A light, delicious cake recipe found in
“90 Years of KitchenAid – The CookBook”
This American cake is extremely light, thanks to the use of oil instead of butter and the addition of extra egg whites. With such a virtuous cake, it is surely not a sin to add a rich mascarpone cream… The best accompaniment to this cake is, of course, a cup of Earl Grey tea.
A fancy cake recipe just right for the upcoming Easter found in “Igleheart Cake Secrets” published in 1928
This is the second of these old Igleheart’s cookbooks from the 1920s I’m posting from and again I’m struck by how little baking recipes and traditions have changed over the years in comparison with other food. We seem to like cakes and cookies to be as they always have been and I find that rather pleasant in our modern world of constant change – Ted
A delicious cake recipe found in “Baker’s Favorite Chocolate Recipes” published in 1943

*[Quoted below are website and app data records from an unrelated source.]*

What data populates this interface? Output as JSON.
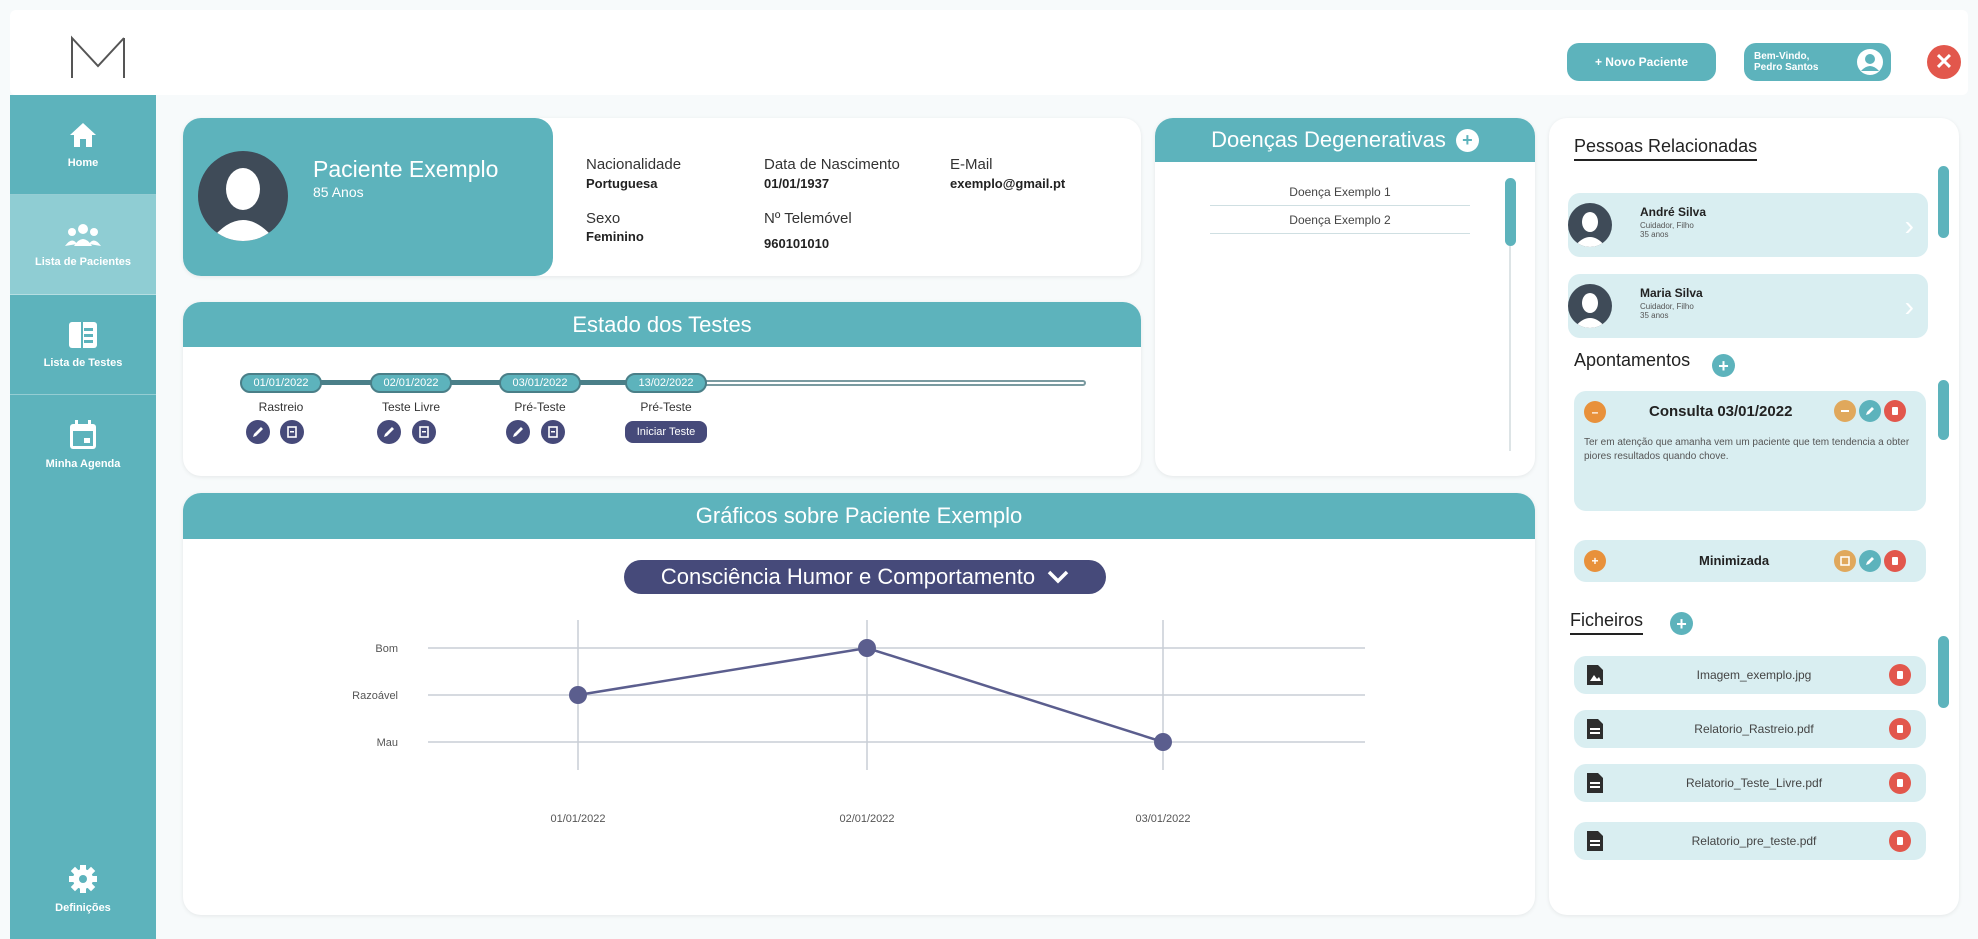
{
  "header": {
    "new_patient_label": "+ Novo Paciente",
    "welcome_line1": "Bem-Vindo,",
    "welcome_line2": "Pedro Santos"
  },
  "sidebar": {
    "items": [
      {
        "label": "Home",
        "icon": "home-icon"
      },
      {
        "label": "Lista de Pacientes",
        "icon": "users-icon"
      },
      {
        "label": "Lista de Testes",
        "icon": "list-icon"
      },
      {
        "label": "Minha Agenda",
        "icon": "calendar-icon"
      }
    ],
    "settings_label": "Definições"
  },
  "patient": {
    "name": "Paciente Exemplo",
    "age": "85 Anos",
    "fields": [
      {
        "label": "Nacionalidade",
        "value": "Portuguesa"
      },
      {
        "label": "Data de Nascimento",
        "value": "01/01/1937"
      },
      {
        "label": "E-Mail",
        "value": "exemplo@gmail.pt"
      },
      {
        "label": "Sexo",
        "value": "Feminino"
      },
      {
        "label": "Nº Telemóvel",
        "value": "960101010"
      }
    ]
  },
  "tests": {
    "title": "Estado dos Testes",
    "steps": [
      {
        "date": "01/01/2022",
        "name": "Rastreio"
      },
      {
        "date": "02/01/2022",
        "name": "Teste Livre"
      },
      {
        "date": "03/01/2022",
        "name": "Pré-Teste"
      },
      {
        "date": "13/02/2022",
        "name": "Pré-Teste"
      }
    ],
    "start_label": "Iniciar Teste"
  },
  "diseases": {
    "title": "Doenças Degenerativas",
    "items": [
      "Doença Exemplo 1",
      "Doença Exemplo 2"
    ]
  },
  "charts": {
    "title": "Gráficos sobre Paciente Exemplo",
    "dropdown_label": "Consciência Humor e Comportamento"
  },
  "chart_data": {
    "type": "line",
    "title": "",
    "xlabel": "",
    "ylabel": "",
    "categories": [
      "01/01/2022",
      "02/01/2022",
      "03/01/2022"
    ],
    "y_levels": [
      "Mau",
      "Razoável",
      "Bom"
    ],
    "values": [
      "Razoável",
      "Bom",
      "Mau"
    ],
    "grid": true,
    "line_color": "#5b5e8e"
  },
  "related": {
    "title": "Pessoas Relacionadas",
    "people": [
      {
        "name": "André Silva",
        "relation": "Cuidador, Filho",
        "age": "35 anos"
      },
      {
        "name": "Maria Silva",
        "relation": "Cuidador, Filho",
        "age": "35 anos"
      }
    ]
  },
  "appointments": {
    "title": "Apontamentos",
    "items": [
      {
        "title": "Consulta 03/01/2022",
        "text": "Ter em atenção que amanha vem um paciente que tem tendencia a obter piores resultados quando chove."
      },
      {
        "title": "Minimizada"
      }
    ]
  },
  "files": {
    "title": "Ficheiros",
    "items": [
      "Imagem_exemplo.jpg",
      "Relatorio_Rastreio.pdf",
      "Relatorio_Teste_Livre.pdf",
      "Relatorio_pre_teste.pdf"
    ]
  },
  "colors": {
    "accent": "#5db3bc",
    "dark": "#464a7a",
    "danger": "#e2574c",
    "warning": "#e8913b"
  }
}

This book has a lot of great illustration in down toned colours that really caught my attention. I have not tried to brighten up the colours, just given them a little more depth as they probably would have lost some over the last close to 75 years – Ted
These bars are richly flavored with molasses, strong coffee and a generous portion of ground cloves. They’re adapted from a recipe originally published 33 years ago in a community cookbook from Ladies Aid at Zion Evangelical Lutheran Church in South Milwaukee. Slather the coffee icing on while the bars are still warm.

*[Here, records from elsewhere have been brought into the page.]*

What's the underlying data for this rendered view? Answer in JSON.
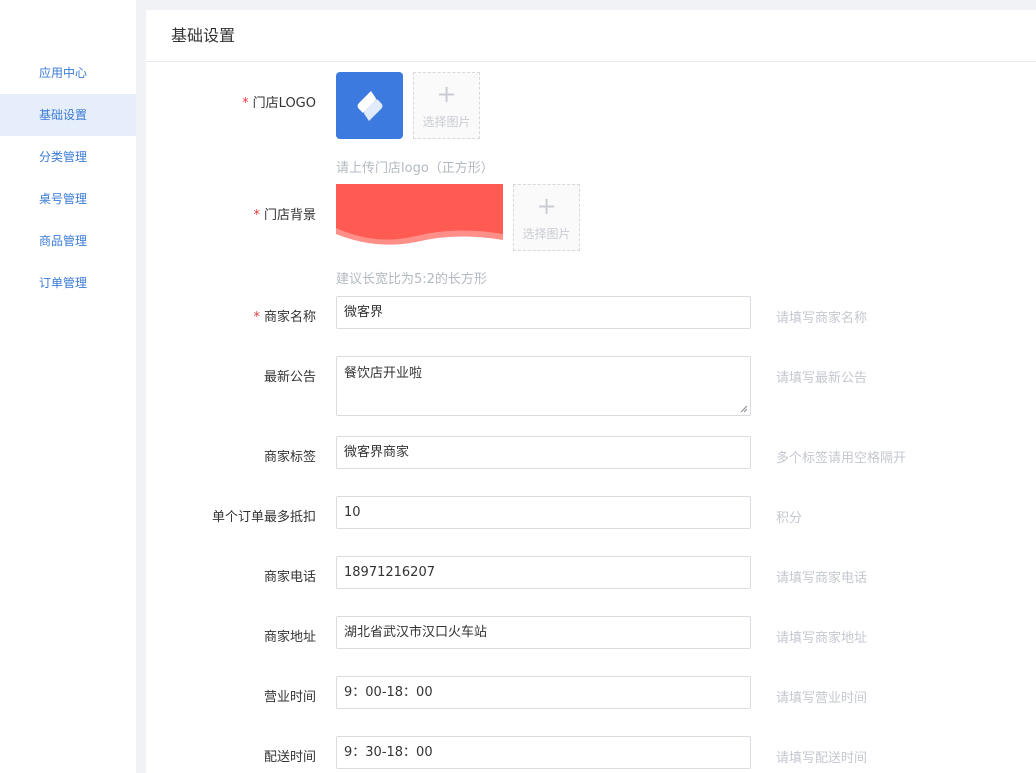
{
  "sidebar": {
    "items": [
      {
        "label": "应用中心",
        "active": false
      },
      {
        "label": "基础设置",
        "active": true
      },
      {
        "label": "分类管理",
        "active": false
      },
      {
        "label": "桌号管理",
        "active": false
      },
      {
        "label": "商品管理",
        "active": false
      },
      {
        "label": "订单管理",
        "active": false
      }
    ]
  },
  "panel": {
    "title": "基础设置"
  },
  "form": {
    "logo": {
      "required_mark": "*",
      "label": "门店LOGO",
      "upload_plus": "+",
      "upload_text": "选择图片",
      "hint": "请上传门店logo（正方形）"
    },
    "background": {
      "required_mark": "*",
      "label": "门店背景",
      "upload_plus": "+",
      "upload_text": "选择图片",
      "hint": "建议长宽比为5:2的长方形"
    },
    "merchant_name": {
      "required_mark": "*",
      "label": "商家名称",
      "value": "微客界",
      "hint": "请填写商家名称"
    },
    "notice": {
      "label": "最新公告",
      "value": "餐饮店开业啦",
      "hint": "请填写最新公告"
    },
    "tags": {
      "label": "商家标签",
      "value": "微客界商家",
      "hint": "多个标签请用空格隔开"
    },
    "max_deduct": {
      "label": "单个订单最多抵扣",
      "value": "10",
      "hint": "积分"
    },
    "phone": {
      "label": "商家电话",
      "value": "18971216207",
      "hint": "请填写商家电话"
    },
    "address": {
      "label": "商家地址",
      "value": "湖北省武汉市汉口火车站",
      "hint": "请填写商家地址"
    },
    "business_hours": {
      "label": "营业时间",
      "value": "9：00-18：00",
      "hint": "请填写营业时间"
    },
    "delivery_hours": {
      "label": "配送时间",
      "value": "9：30-18：00",
      "hint": "请填写配送时间"
    }
  },
  "colors": {
    "accent": "#3a7bd5",
    "required": "#e4393c",
    "logo_bg": "#3d7ae0",
    "banner_bg": "#ff5b52"
  }
}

4 cake recipes found in “Moderne Baking” (Modern Baking) published by Freia as in 1938 to promote their baking powder
Baking is strange, our breakfast, lunch and dinner habits and menus change a lot from decade to decade, but our favourite cakes recipes hardly ever change. “Moderne Baking” was published 80 years ago and still you could find these four recipes in one version or other in just about any contemporary baking cook book.
Its nice to know there are still some constants in our lives in these times of rapid changes – Ted
A quick and easy cake recipe found in “Kaker til Kaffekosen” (Coffee Time Cakes) published by Gyldendal in 1991
Notice the word “kaffekosen” (kaffe + kos) in the title of the book in Norwegian The word “kos” is closely connected to the Norwegian word “hygge” that was adopted by the English language last year.
Both “hygge” and “kos” are a little hard to explain in English because both words are so tightly connected to the Norwegian mentality. Both words are nouns, but can also be used as verbs “hygge seg” and “kose seg” and it is the verbs that are most often used here in Norway.
Rather loosely both can be translated into ‘having a good time’ or ‘having a nice time’. Several large international surveys have shown that Norwegians are among the happiest people in the world, usually just beaten by the Danish. Our quest for having a nice time should explain a lot of that result.
A traditional Norwegian cake recipe found in “Gjærbakst” (Yeast Baking) published by Hjemmets Kokebokklubb in 1979
Please don’t ask me how a cake can end up with a name like Bee Sting. I can’t imagine anyone finding anything remotely positive with getting a bee sting yet the cake is absolutely delicious. It’s a strange world is all I can say – Ted 😉
These cookies are often baked for Christmas in Norway, but many have the sense to enjoy them the year round. They were not part of my mother’s seven sorts baked for the holiday season, but I’ve had the good fortune to be offered them elsewhere both as a kid and as an addult. Delicious stuff I can tell you – Ted
A fruit cookie recipe found in “Cooky Jar Favorites” published by The Tested Recipe Institute in 1960
Bake quick and comforting fruit bars with a just few simple ingredients. A delicious flashback from those carefree first pre-WWII decades. They’re the perfect treats to serve for everything from Sunday dessert to summer picnics and celebrations of any kind.
As Contry Joe & the Fish once sang; Bring Back The Sixties, Man 😉
A cake recipe found in “Kaker til Kaffen” (Cakes for the Coffee) published by Hjemmets Kokebokklubb in 1979
I told you I complained about the lack of sweetness in my old aunts’ cream puffs as a small child in an earlier post. Had the silly old bats* served this cake instead, there would have been no complaints.
* I apologize for the use of this word, but Marie, Emma and Inga always wore long black or dark grey old fashioned dresses and as a small child they reminded me of, well, bats and in an affectionate way I still think of bats when something reminds me of them. Like cream puffs – Ted 😉
A recipe from the “Calumet Cook Book” published in 1921
Back in my childhood cream puffs, particularly cream puff wreaths, were regarded as just about the most delicious kind of pastries one could be served. But as I’ve told you before, little Ted had a sweet tooth the size of a small South American country and as you will notice, the recipe contains no sugar. My old female relatives who were famous for their cream puffs were even stingy with the sugar in the whipped cream.
As our family were on our way to visit one of these old stingy bats little Ted was praying for anything but cream puffs. But what do you think happened. Those old bats always had to show off with their damned cream puffs. The fifties were hard I tell you, just ask anyone who was there – Ted 😉